Just prior to this year’s fair, Ardendo, which I think is a sub branch of Vizrt sent out an e-mail to most of the computing engineers at the university with a challenge and a chance to win a 320 GB hard disk drive.

The entire challenge was contained in a single source code file written in C++. It was a program that would output an image file, if all the bugs in the program were sorted out. I’m not extremely used to C, and I’ve never used C++, but this code was fairly similar to C, so I wasn’t too lost. I managed to at least fix all bugs that I could see, and I got an image file which had an inscribed time stamp and symbol. All participants were to write down this secret time stamp and symbol along with their name and e-mail on a piece of paper and hand it to the folks at the Ardendo booth.

On the day of the fair, I went there, handed in my contribution and had a good chat with the folks there. For the record, Ardendo seems to be a nice place of work. They do some interesting things (create software solutions for professional television broadcasting stations), and they seemed to think that I’d be a good candidate to work there once I’ve finished my education and given my interests and current knowledge.

When the time came to draw the winner of the competition, they took all the pieces of paper, which were different in size, shape and color because everybody wrote it down on their own piece of paper, and indexed them with numbers. The numbers were then mirrored on a different set of indentical pieces of paper, and the winner was drawn from that set. There were about 6 or 7 people who entered the competition.

It turns out I won!

I couldn’t believe it. And it turns out the drive was 400 GB, and one of those smaller, sleek ones that only need enough power to be powered from the USB cable alone, which is brilliant. It was a happy day.

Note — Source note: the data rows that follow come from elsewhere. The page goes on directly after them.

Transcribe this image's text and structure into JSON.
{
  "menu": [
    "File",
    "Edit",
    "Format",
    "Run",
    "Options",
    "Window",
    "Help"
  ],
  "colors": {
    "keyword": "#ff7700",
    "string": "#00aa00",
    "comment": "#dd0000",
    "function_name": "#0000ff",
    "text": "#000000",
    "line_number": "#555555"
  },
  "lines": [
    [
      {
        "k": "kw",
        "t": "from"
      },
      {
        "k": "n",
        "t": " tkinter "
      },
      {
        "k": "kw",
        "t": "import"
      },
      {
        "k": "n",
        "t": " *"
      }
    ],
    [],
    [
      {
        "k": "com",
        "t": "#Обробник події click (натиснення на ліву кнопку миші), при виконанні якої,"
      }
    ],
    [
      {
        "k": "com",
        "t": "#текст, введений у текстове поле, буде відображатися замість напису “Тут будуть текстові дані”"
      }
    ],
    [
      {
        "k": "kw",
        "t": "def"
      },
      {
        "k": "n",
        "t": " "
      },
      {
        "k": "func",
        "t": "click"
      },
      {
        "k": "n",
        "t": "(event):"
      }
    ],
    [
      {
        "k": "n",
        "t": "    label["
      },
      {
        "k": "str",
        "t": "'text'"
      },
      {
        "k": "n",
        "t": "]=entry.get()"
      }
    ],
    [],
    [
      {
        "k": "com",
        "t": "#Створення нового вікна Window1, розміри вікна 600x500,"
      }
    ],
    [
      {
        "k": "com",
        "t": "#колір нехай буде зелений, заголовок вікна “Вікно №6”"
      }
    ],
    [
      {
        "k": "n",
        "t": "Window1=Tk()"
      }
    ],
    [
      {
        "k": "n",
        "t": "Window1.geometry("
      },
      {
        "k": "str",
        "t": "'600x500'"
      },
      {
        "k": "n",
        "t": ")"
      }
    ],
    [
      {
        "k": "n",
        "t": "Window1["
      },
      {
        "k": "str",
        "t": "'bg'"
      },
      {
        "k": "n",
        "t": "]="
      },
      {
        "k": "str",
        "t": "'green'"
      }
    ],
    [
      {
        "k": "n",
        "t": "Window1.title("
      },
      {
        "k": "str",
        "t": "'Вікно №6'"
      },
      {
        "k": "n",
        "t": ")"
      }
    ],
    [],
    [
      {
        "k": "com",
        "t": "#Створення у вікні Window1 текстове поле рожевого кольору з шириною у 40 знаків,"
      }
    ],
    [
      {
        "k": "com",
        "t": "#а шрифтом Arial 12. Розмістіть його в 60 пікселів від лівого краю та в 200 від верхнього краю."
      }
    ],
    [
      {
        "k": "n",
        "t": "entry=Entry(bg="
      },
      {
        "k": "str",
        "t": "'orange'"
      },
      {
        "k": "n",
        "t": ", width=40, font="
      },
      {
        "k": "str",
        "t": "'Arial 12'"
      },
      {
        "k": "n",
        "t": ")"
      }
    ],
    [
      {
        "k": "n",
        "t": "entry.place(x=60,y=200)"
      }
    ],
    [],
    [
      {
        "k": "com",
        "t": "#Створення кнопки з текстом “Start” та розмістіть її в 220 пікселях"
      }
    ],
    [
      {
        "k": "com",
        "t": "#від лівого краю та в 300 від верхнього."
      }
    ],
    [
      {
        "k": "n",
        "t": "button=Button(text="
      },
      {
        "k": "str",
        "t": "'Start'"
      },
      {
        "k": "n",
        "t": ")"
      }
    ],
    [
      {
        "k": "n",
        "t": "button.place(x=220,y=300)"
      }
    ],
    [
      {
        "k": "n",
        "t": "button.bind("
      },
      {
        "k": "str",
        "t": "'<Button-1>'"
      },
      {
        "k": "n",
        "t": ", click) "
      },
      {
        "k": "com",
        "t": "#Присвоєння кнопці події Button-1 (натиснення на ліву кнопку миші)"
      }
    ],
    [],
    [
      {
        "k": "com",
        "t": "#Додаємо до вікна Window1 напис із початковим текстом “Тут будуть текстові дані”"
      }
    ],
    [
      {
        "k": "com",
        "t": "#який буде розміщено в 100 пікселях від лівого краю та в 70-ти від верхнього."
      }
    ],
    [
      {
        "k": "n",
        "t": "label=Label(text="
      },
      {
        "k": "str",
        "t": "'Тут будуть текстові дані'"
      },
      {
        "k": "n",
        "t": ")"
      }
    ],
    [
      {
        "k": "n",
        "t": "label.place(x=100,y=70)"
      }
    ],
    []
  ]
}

I should mention I didn’t solve the bugs the way it was probably meant, because if I had, I would appparently have seen yet another hidden “easter-egg” message from the creator of the challenge. If I had solved it correctly, I would also have had a chance in an extra lottery where the prize was a beige cardigan with, I think, the Ardendo logo on it.

I’m glad I won the first lottery.